Finally, it seems prudent for all organizations using public IPv4 address space to start planning for the moment that they themselves, or third parties that they communicate with over the public Internet, can no longer obtain additional IPv4 address space.


[1] Tony Hain, "A Pragmatic Report on IPv4 Address Space Consumption," The Internet Protocol Journal, Volume 8, No. 3, September 2005.

[2] AfriNIC,

[3] APNIC,

[4] ARIN,

[5] LACNIC, http://www/


[7] IANA Internet Protocol v4 Address Space

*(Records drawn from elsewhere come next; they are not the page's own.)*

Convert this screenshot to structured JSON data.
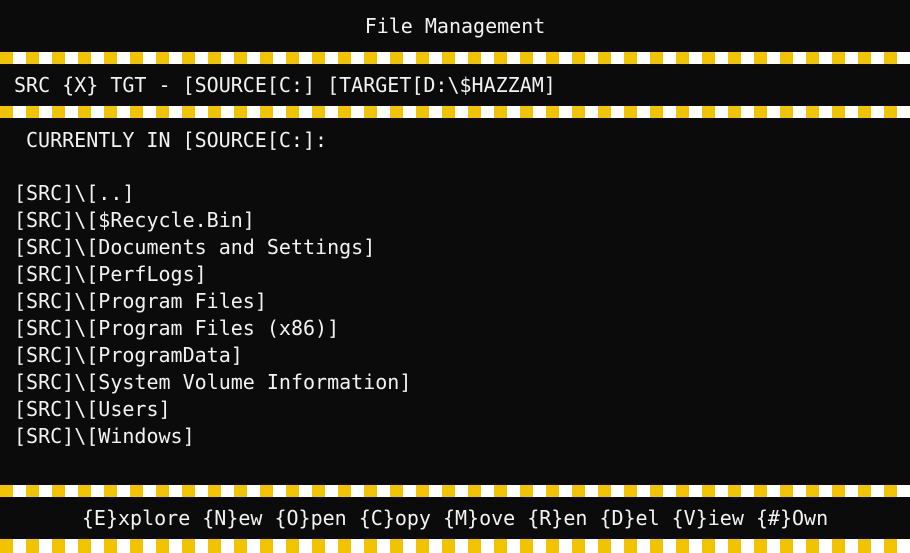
{
  "header": {
    "title": "File Management"
  },
  "pathbar": {
    "text": "SRC {X} TGT - [SOURCE[C:] [TARGET[D:\\$HAZZAM]"
  },
  "main": {
    "current_label": "CURRENTLY IN [SOURCE[C:]:",
    "entries": [
      "[SRC]\\[..]",
      "[SRC]\\[$Recycle.Bin]",
      "[SRC]\\[Documents and Settings]",
      "[SRC]\\[PerfLogs]",
      "[SRC]\\[Program Files]",
      "[SRC]\\[Program Files (x86)]",
      "[SRC]\\[ProgramData]",
      "[SRC]\\[System Volume Information]",
      "[SRC]\\[Users]",
      "[SRC]\\[Windows]"
    ]
  },
  "footer": {
    "commands": [
      "{E}xplore",
      "{N}ew",
      "{O}pen",
      "{C}opy",
      "{M}ove",
      "{R}en",
      "{D}el",
      "{V}iew",
      "{#}Own"
    ]
  },
  "colors": {
    "background": "#0b0b0b",
    "text": "#f2f2f2",
    "stripe_yellow": "#f2c400",
    "stripe_white": "#ffffff"
  }
}
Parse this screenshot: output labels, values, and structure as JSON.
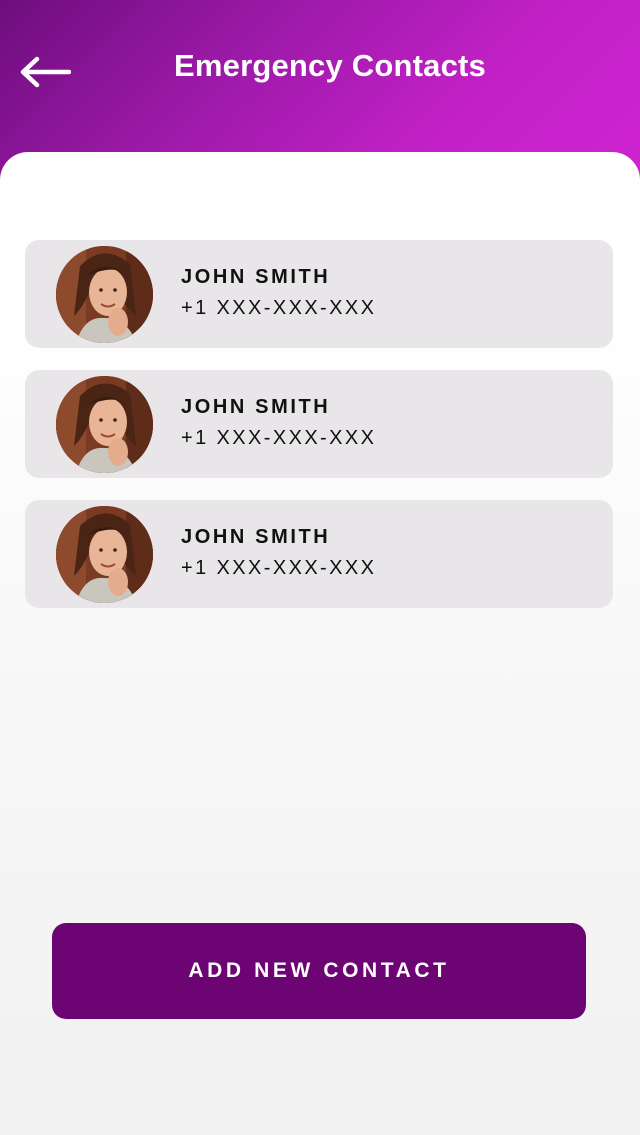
{
  "header": {
    "title": "Emergency Contacts",
    "back_icon": "arrow-left-icon"
  },
  "contacts": [
    {
      "name": "JOHN SMITH",
      "phone": "+1 XXX-XXX-XXX",
      "avatar_icon": "avatar-photo"
    },
    {
      "name": "JOHN SMITH",
      "phone": "+1 XXX-XXX-XXX",
      "avatar_icon": "avatar-photo"
    },
    {
      "name": "JOHN SMITH",
      "phone": "+1 XXX-XXX-XXX",
      "avatar_icon": "avatar-photo"
    }
  ],
  "actions": {
    "add_label": "ADD NEW CONTACT"
  },
  "colors": {
    "header_gradient_start": "#6e0d7e",
    "header_gradient_end": "#cf24d2",
    "card_background": "#e8e6e9",
    "primary_button": "#6d0474",
    "text": "#111111"
  }
}
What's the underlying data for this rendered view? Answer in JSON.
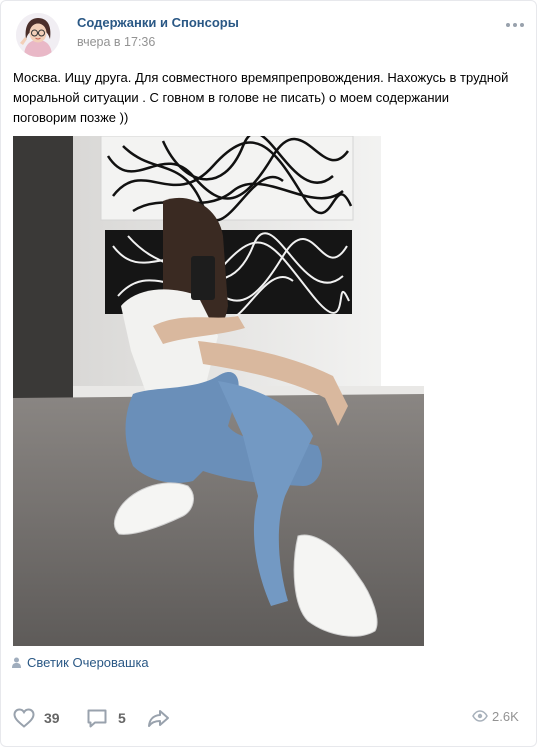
{
  "post": {
    "community_name": "Содержанки и Спонсоры",
    "date": "вчера в 17:36",
    "text_line1": "Москва. Ищу друга. Для совместного времяпрепровождения. Нахожусь в трудной",
    "text_line2": "моральной ситуации . С говном в голове не писать) о моем содержании",
    "text_line3": "поговорим позже ))",
    "signer": "Светик Очеровашка"
  },
  "actions": {
    "likes": "39",
    "comments": "5",
    "views": "2.6K"
  },
  "icons": {
    "more": "more-horizontal-icon",
    "user": "user-icon",
    "like": "heart-icon",
    "comment": "comment-icon",
    "share": "share-arrow-icon",
    "views": "eye-icon"
  },
  "colors": {
    "link": "#2a5885",
    "muted": "#939393",
    "action": "#656565"
  }
}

ILJITSCH VAN BEIJNUM holds a Bachelor of Information and Communication Technology degree from the Haagse Hogeschool in The Hague, Netherlands. In 1995, he found himself in the emerging Internet Service Provider business. There he learned about system administration, IP networking, and especially routing. After first starting a small ISP with four others and working as a senior network engineer for UUNET Netherlands, he became a freelance consultant in 2000. Not long after that, he started contributing to the IETF Multihoming in IPv6 working group. He wrote the book BGP: Building Reliable Networks with the Border Gateway Protocol, ISBN 0-596-00254-8, published by O'Reilly in 2002, and Running IPv6, ISBN 1590595270, published by Apress in 2005. E-mail: